* [Problem]
Reproduce all records exactly.

(Data items)
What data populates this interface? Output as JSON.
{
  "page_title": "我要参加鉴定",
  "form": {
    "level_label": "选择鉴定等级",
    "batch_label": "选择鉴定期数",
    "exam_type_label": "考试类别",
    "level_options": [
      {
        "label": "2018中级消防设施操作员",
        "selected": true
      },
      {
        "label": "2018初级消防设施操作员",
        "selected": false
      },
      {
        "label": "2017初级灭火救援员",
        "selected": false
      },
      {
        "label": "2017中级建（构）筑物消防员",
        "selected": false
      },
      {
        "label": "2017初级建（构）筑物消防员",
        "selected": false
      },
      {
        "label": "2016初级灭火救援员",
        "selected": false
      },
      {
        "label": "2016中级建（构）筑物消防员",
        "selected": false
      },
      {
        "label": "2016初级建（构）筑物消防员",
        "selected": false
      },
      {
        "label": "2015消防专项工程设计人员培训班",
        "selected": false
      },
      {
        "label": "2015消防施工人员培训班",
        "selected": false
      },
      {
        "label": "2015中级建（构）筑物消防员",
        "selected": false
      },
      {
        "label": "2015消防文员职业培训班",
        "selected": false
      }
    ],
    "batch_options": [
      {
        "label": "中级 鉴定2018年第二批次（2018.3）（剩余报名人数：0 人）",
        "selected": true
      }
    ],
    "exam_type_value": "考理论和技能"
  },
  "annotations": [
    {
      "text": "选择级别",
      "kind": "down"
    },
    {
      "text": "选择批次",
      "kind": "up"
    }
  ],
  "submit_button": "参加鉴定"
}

* [Answer section]
What data populates this interface? Output as JSON.
{
  "page_title": "我要参加鉴定",
  "form": {
    "level_label": "选择鉴定等级",
    "batch_label": "选择鉴定期数",
    "exam_type_label": "考试类别",
    "level_options": [
      {
        "label": "2018中级消防设施操作员",
        "selected": true
      },
      {
        "label": "2018初级消防设施操作员",
        "selected": false
      },
      {
        "label": "2017初级灭火救援员",
        "selected": false
      },
      {
        "label": "2017中级建（构）筑物消防员",
        "selected": false
      },
      {
        "label": "2017初级建（构）筑物消防员",
        "selected": false
      },
      {
        "label": "2016初级灭火救援员",
        "selected": false
      },
      {
        "label": "2016中级建（构）筑物消防员",
        "selected": false
      },
      {
        "label": "2016初级建（构）筑物消防员",
        "selected": false
      },
      {
        "label": "2015消防专项工程设计人员培训班",
        "selected": false
      },
      {
        "label": "2015消防施工人员培训班",
        "selected": false
      },
      {
        "label": "2015中级建（构）筑物消防员",
        "selected": false
      },
      {
        "label": "2015消防文员职业培训班",
        "selected": false
      }
    ],
    "batch_options": [
      {
        "label": "中级 鉴定2018年第二批次（2018.3）（剩余报名人数：0 人）",
        "selected": true
      }
    ],
    "exam_type_value": "考理论和技能"
  },
  "annotations": [
    {
      "text": "选择级别",
      "kind": "down"
    },
    {
      "text": "选择批次",
      "kind": "up"
    }
  ],
  "submit_button": "参加鉴定"
}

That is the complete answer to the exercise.